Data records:
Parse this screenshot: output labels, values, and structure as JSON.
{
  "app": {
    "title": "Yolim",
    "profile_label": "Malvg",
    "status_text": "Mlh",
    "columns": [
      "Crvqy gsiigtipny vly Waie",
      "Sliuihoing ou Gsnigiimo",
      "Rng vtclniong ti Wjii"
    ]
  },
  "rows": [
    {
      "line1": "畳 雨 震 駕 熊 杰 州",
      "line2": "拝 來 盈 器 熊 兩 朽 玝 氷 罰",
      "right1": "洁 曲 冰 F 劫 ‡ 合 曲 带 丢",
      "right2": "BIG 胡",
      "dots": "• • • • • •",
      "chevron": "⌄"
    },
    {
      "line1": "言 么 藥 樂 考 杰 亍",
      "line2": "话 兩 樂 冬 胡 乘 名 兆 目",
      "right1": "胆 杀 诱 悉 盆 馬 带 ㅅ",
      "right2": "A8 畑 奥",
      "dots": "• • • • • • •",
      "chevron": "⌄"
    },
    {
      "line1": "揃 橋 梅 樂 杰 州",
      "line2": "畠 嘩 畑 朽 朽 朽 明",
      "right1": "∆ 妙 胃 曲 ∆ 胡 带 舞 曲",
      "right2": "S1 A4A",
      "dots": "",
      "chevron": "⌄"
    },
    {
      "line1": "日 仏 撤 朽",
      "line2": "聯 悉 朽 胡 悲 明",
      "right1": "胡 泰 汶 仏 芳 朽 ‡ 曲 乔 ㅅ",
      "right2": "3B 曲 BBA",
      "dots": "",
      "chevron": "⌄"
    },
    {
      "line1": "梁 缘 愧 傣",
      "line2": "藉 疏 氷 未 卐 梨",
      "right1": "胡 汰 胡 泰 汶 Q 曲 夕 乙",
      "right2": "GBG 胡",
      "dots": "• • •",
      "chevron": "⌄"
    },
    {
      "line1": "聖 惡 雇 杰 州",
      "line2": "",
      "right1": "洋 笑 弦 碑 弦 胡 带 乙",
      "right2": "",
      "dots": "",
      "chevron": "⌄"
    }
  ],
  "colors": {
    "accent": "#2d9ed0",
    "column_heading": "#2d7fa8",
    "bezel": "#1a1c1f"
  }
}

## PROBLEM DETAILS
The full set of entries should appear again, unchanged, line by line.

## PROBLEM SOLUTION
Parse this screenshot: output labels, values, and structure as JSON.
{
  "app": {
    "title": "Yolim",
    "profile_label": "Malvg",
    "status_text": "Mlh",
    "columns": [
      "Crvqy gsiigtipny vly Waie",
      "Sliuihoing ou Gsnigiimo",
      "Rng vtclniong ti Wjii"
    ]
  },
  "rows": [
    {
      "line1": "畳 雨 震 駕 熊 杰 州",
      "line2": "拝 來 盈 器 熊 兩 朽 玝 氷 罰",
      "right1": "洁 曲 冰 F 劫 ‡ 合 曲 带 丢",
      "right2": "BIG 胡",
      "dots": "• • • • • •",
      "chevron": "⌄"
    },
    {
      "line1": "言 么 藥 樂 考 杰 亍",
      "line2": "话 兩 樂 冬 胡 乘 名 兆 目",
      "right1": "胆 杀 诱 悉 盆 馬 带 ㅅ",
      "right2": "A8 畑 奥",
      "dots": "• • • • • • •",
      "chevron": "⌄"
    },
    {
      "line1": "揃 橋 梅 樂 杰 州",
      "line2": "畠 嘩 畑 朽 朽 朽 明",
      "right1": "∆ 妙 胃 曲 ∆ 胡 带 舞 曲",
      "right2": "S1 A4A",
      "dots": "",
      "chevron": "⌄"
    },
    {
      "line1": "日 仏 撤 朽",
      "line2": "聯 悉 朽 胡 悲 明",
      "right1": "胡 泰 汶 仏 芳 朽 ‡ 曲 乔 ㅅ",
      "right2": "3B 曲 BBA",
      "dots": "",
      "chevron": "⌄"
    },
    {
      "line1": "梁 缘 愧 傣",
      "line2": "藉 疏 氷 未 卐 梨",
      "right1": "胡 汰 胡 泰 汶 Q 曲 夕 乙",
      "right2": "GBG 胡",
      "dots": "• • •",
      "chevron": "⌄"
    },
    {
      "line1": "聖 惡 雇 杰 州",
      "line2": "",
      "right1": "洋 笑 弦 碑 弦 胡 带 乙",
      "right2": "",
      "dots": "",
      "chevron": "⌄"
    }
  ],
  "colors": {
    "accent": "#2d9ed0",
    "column_heading": "#2d7fa8",
    "bezel": "#1a1c1f"
  }
}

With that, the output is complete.